Photo by Steven Meisel, Vogue Italia, April 2003
Neil Muro Roger, the dandy couturier who invented capri pants, was lovingly known as Bunny. His rigidly tailored Neo Edwardian look was the apotheosis of the art of camp. And camp itself is the apogee of the daring expression of self away from the mainstream – in one sense it is Haute Couture. Curator Andrew Bolton traces the word itself back to the French verb se camper, used by the military and meaning to strike an exaggerated pose. Its current use has its origins in the flamboyant posturing of the French court under the Sun King, Louis XIV. Military fashion has always been a rich seam of male vanity and camp, reaching all the way back to Julius Caesar’s prized Tyrian purple robe. Of course, the prime virtue of regimented military tailoring is to express rank, and lead by example. And, in the 19th century its colour became mauve.
No-one understands the power of colour better than fashion doyenne Anna Wintour, who attended the launch of Camp: Notes on Fashion, 2019’s major fashion exhibition at the MET. Wintour loves a well-tailored mauve dress and a string of chunky amethysts. Whilst dresses and hues on the cover of Vogue may go in and out of fashion, she never does. Paying tribute to the late Karl Lagerfeld, who only wore mauve-tinted shades, she said, “He was as erudite as he was generous.” Loved and reviled, fashion’s very own Sun King, his aesthetic was also a power play. He was above fashion, because he, like a handful of others, decided what fashion was.
“Fashion is the most overt and enduring conduit of the camp aesthetic,” says Camp’s curator Andrew Bolton. “When you look at times when camp comes to the forefront of culture, it is at moments of polarisation… It seems to me this is because camp is a powerful language for the marginalised.” The exhibition takes its cue from cultural critic Susan Sontag’s Notes on Camp, written in 1964. To her, its essence was a love of the “unnatural: of artifice and exaggeration.” With a dandy’s outré attention to detail, the curators aim to show how camp evolved from a place of marginality to become an important influence on mainstream culture: the way popular culture embraces certain aspects of camp – from the first rage for mauve through to disco chic and the explosion of colour and shoulder pads in the 80s.
Alek Wek and Grace Bol, Spring/Summer 2017. All clothes Andreas Kronthaler for Vivienne Westwood, waist-high boots VETEMENTS × Manolo Blahnik.

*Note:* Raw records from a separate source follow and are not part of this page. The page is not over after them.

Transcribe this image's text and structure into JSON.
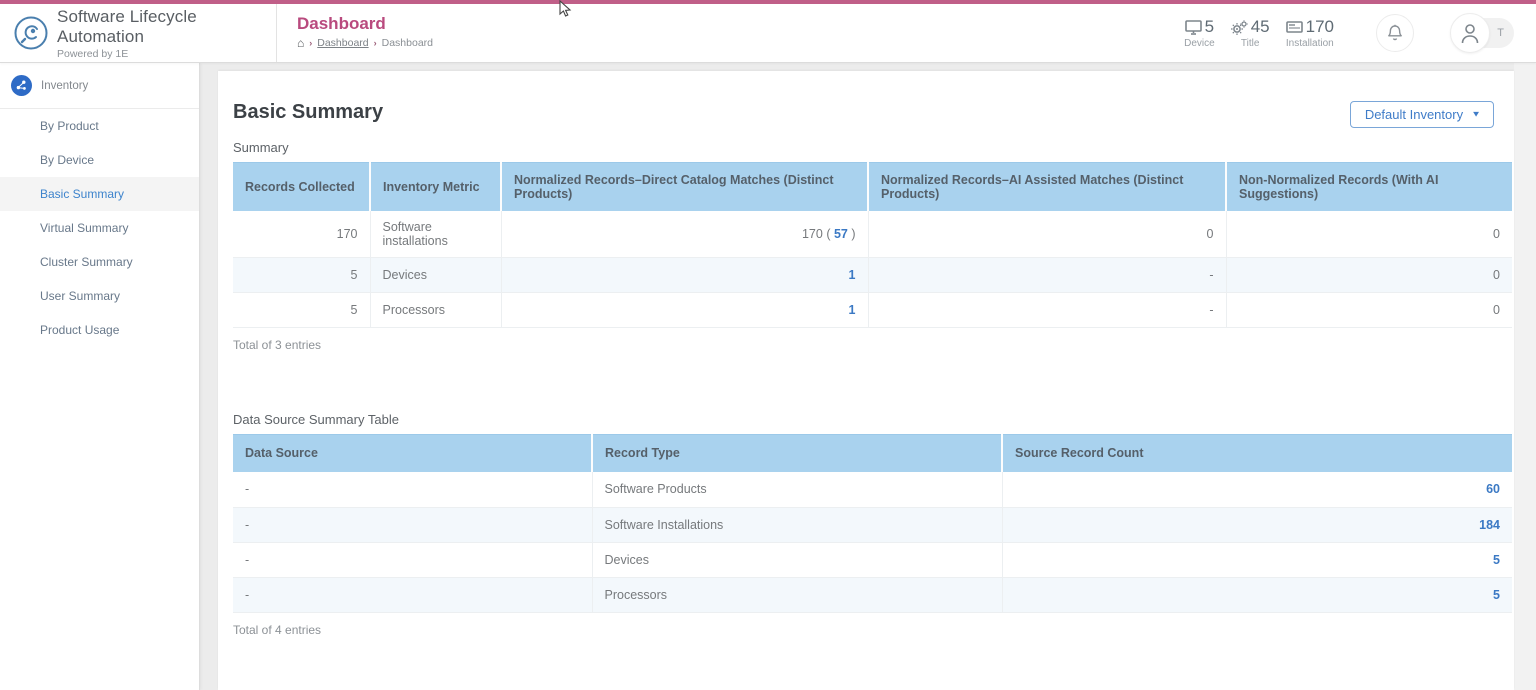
{
  "app": {
    "title": "Software Lifecycle Automation",
    "subtitle": "Powered by 1E"
  },
  "header": {
    "page_title": "Dashboard",
    "breadcrumb": {
      "home": "⌂",
      "crumb1": "Dashboard",
      "crumb2": "Dashboard"
    },
    "stats": [
      {
        "icon": "monitor-icon",
        "value": "5",
        "label": "Device"
      },
      {
        "icon": "gears-icon",
        "value": "45",
        "label": "Title"
      },
      {
        "icon": "installation-icon",
        "value": "170",
        "label": "Installation"
      }
    ],
    "avatar_badge": "T"
  },
  "sidebar": {
    "section_label": "Inventory",
    "items": [
      {
        "label": "By Product"
      },
      {
        "label": "By Device"
      },
      {
        "label": "Basic Summary"
      },
      {
        "label": "Virtual Summary"
      },
      {
        "label": "Cluster Summary"
      },
      {
        "label": "User Summary"
      },
      {
        "label": "Product Usage"
      }
    ]
  },
  "main": {
    "title": "Basic Summary",
    "inventory_selector": "Default Inventory",
    "summary": {
      "label": "Summary",
      "columns": [
        "Records Collected",
        "Inventory Metric",
        "Normalized Records–Direct Catalog Matches (Distinct Products)",
        "Normalized Records–AI Assisted Matches (Distinct Products)",
        "Non-Normalized Records (With AI Suggestions)"
      ],
      "rows": [
        [
          {
            "v": "170",
            "a": "r"
          },
          {
            "v": "Software installations",
            "a": "l"
          },
          {
            "pre": "170 ( ",
            "v": "57",
            "suf": " )",
            "link": true,
            "a": "r"
          },
          {
            "v": "0",
            "a": "r"
          },
          {
            "v": "0",
            "a": "r"
          }
        ],
        [
          {
            "v": "5",
            "a": "r"
          },
          {
            "v": "Devices",
            "a": "l"
          },
          {
            "v": "1",
            "link": true,
            "a": "r"
          },
          {
            "v": "-",
            "a": "r"
          },
          {
            "v": "0",
            "a": "r"
          }
        ],
        [
          {
            "v": "5",
            "a": "r"
          },
          {
            "v": "Processors",
            "a": "l"
          },
          {
            "v": "1",
            "link": true,
            "a": "r"
          },
          {
            "v": "-",
            "a": "r"
          },
          {
            "v": "0",
            "a": "r"
          }
        ]
      ],
      "total": "Total of 3 entries"
    },
    "data_source": {
      "label": "Data Source Summary Table",
      "columns": [
        "Data Source",
        "Record Type",
        "Source Record Count"
      ],
      "rows": [
        [
          {
            "v": "-",
            "a": "l"
          },
          {
            "v": "Software Products",
            "a": "l"
          },
          {
            "v": "60",
            "link": true,
            "a": "r"
          }
        ],
        [
          {
            "v": "-",
            "a": "l"
          },
          {
            "v": "Software Installations",
            "a": "l"
          },
          {
            "v": "184",
            "link": true,
            "a": "r"
          }
        ],
        [
          {
            "v": "-",
            "a": "l"
          },
          {
            "v": "Devices",
            "a": "l"
          },
          {
            "v": "5",
            "link": true,
            "a": "r"
          }
        ],
        [
          {
            "v": "-",
            "a": "l"
          },
          {
            "v": "Processors",
            "a": "l"
          },
          {
            "v": "5",
            "link": true,
            "a": "r"
          }
        ]
      ],
      "total": "Total of 4 entries"
    }
  },
  "colors": {
    "topbar_pink": "#c05f88",
    "title_pink": "#b94a7e",
    "table_header_blue": "#a9d2ee",
    "link_blue": "#3b79c4",
    "active_nav_blue": "#3d83cc"
  }
}
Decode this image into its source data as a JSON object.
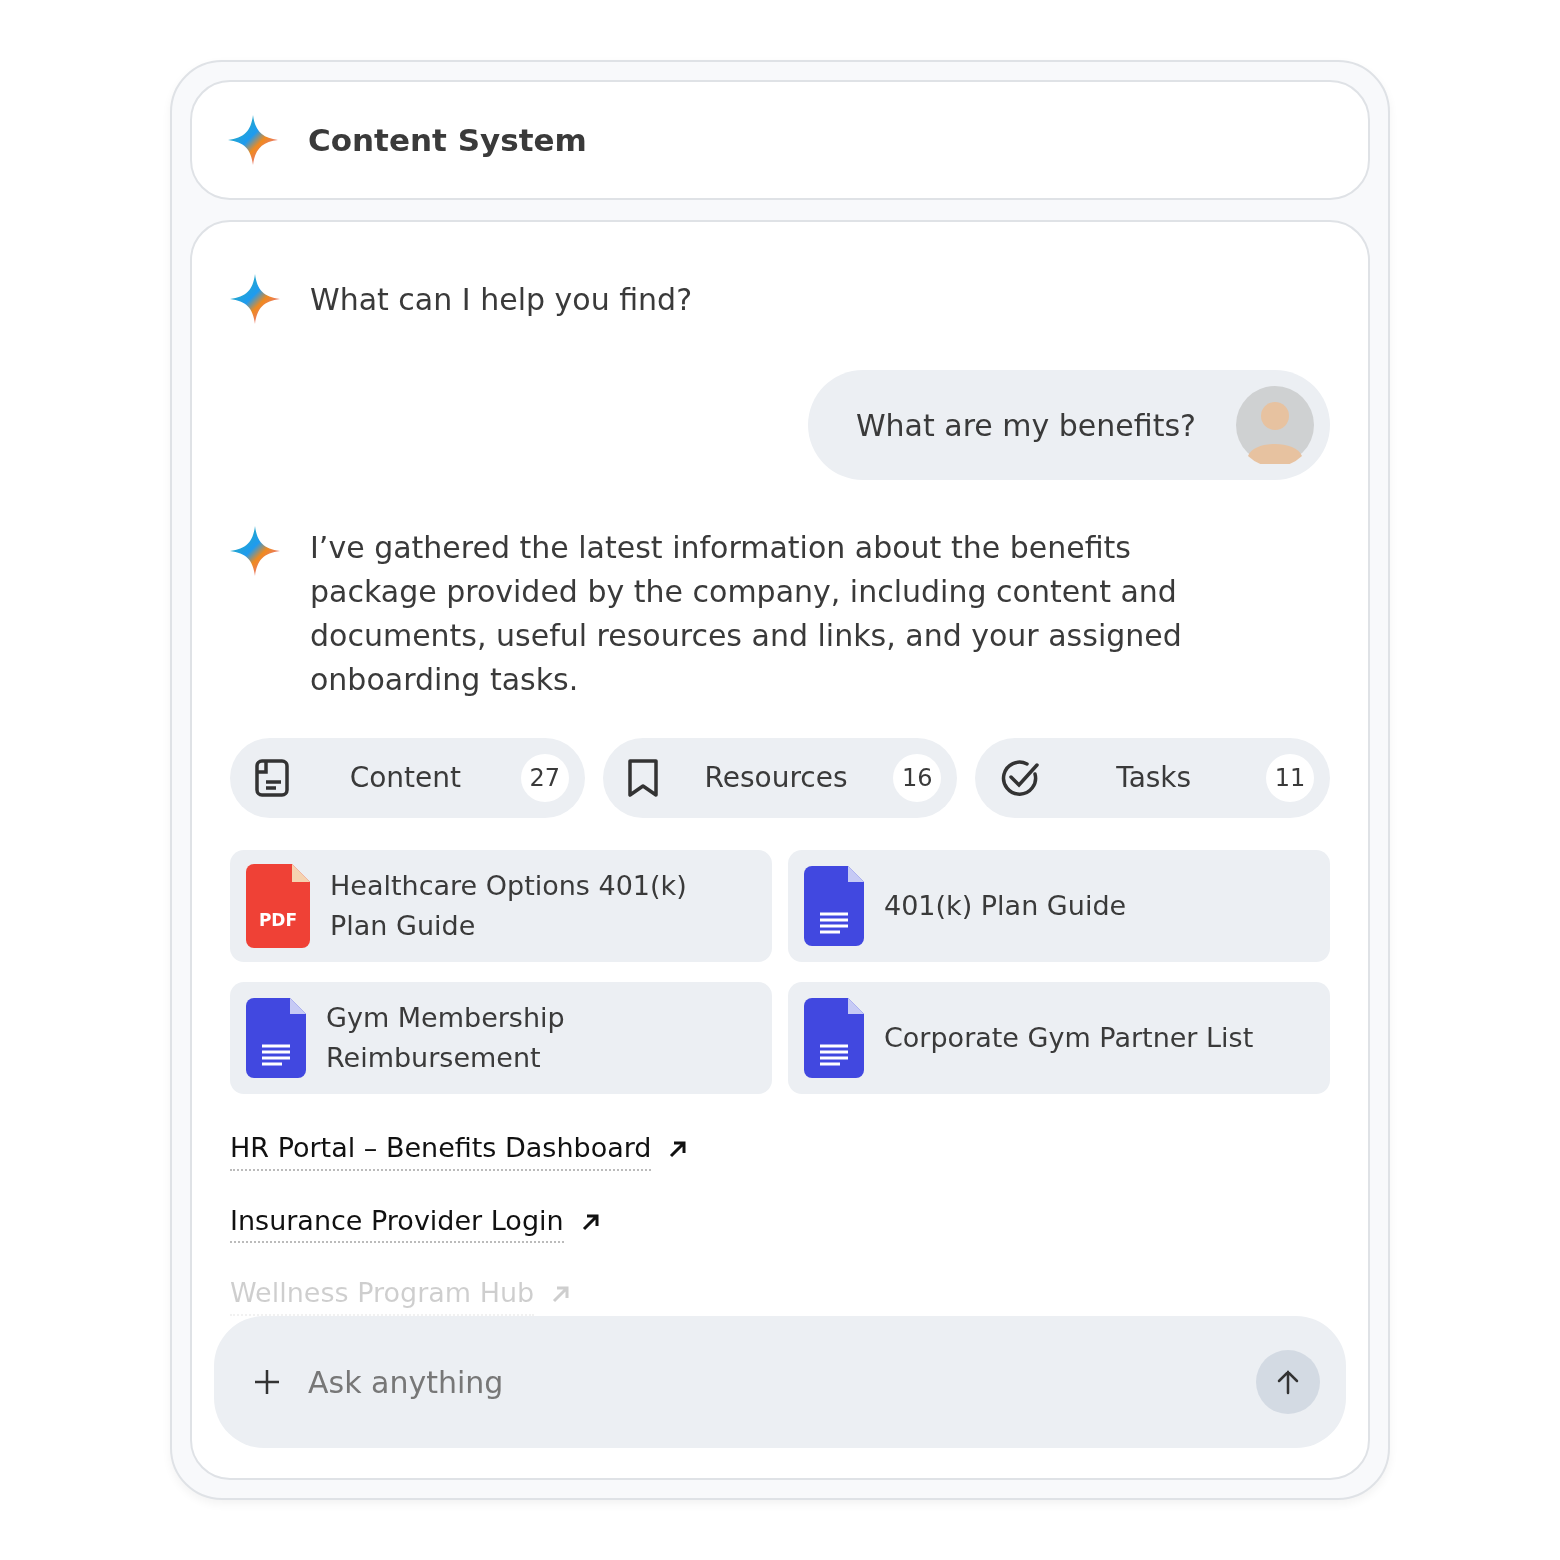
{
  "header": {
    "title": "Content System"
  },
  "greeting": "What can I help you find?",
  "user_message": {
    "text": "What are my benefits?"
  },
  "response": "I’ve gathered the latest information about the benefits package provided by the company, including content and documents, useful resources and links, and your assigned onboarding tasks.",
  "tabs": [
    {
      "kind": "content",
      "label": "Content",
      "count": "27"
    },
    {
      "kind": "resources",
      "label": "Resources",
      "count": "16"
    },
    {
      "kind": "tasks",
      "label": "Tasks",
      "count": "11"
    }
  ],
  "files": [
    {
      "kind": "pdf",
      "title": "Healthcare Options 401(k) Plan Guide",
      "badge": "PDF"
    },
    {
      "kind": "doc",
      "title": "401(k) Plan Guide"
    },
    {
      "kind": "doc",
      "title": "Gym Membership Reimbursement"
    },
    {
      "kind": "doc",
      "title": "Corporate Gym Partner List"
    }
  ],
  "links": [
    {
      "label": "HR Portal – Benefits Dashboard",
      "faded": false
    },
    {
      "label": "Insurance Provider Login",
      "faded": false
    },
    {
      "label": "Wellness Program Hub",
      "faded": true
    }
  ],
  "composer": {
    "placeholder": "Ask anything"
  }
}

Photography © Viviane Sassen
The MET’s exhibition wasn’t the only event in town, as evidenced by Valentino’s recent couture show with its swathes of luxurious mauve taffeta, violet silk and crimson organza, or Viktor and Rolf’s outrageous parody of the crinoline, quadruple-layered taffeta and gauze skirts replete with ironic pop art slogans. If this joyous excess tells us anything, it’s that our current trend of camp is at its zenith. To many it represents a carefree and welcome antidote to recession-era minimalism, a glorious optimism, echoing the Mauve Decade. The parallels are interesting: in that era the colour and gaiety masked a series of economic and cultural shocks followed by a descent into nationalism that led to World War I. Then like now, I can’t help wondering if camp’s moment in the sun signals a huge change in the world as we know it. There is an extraordinary nostalgia in the colour, described by F. Scott Fitzgerald in The Crack-Up: “And lastly from that period I remember riding in a taxi one afternoon between very tall buildings under a mauve and rosy sky; I began to bawl because I had everything I wanted and knew I would never be so happy again.”
Source | Connections | Physis | Sense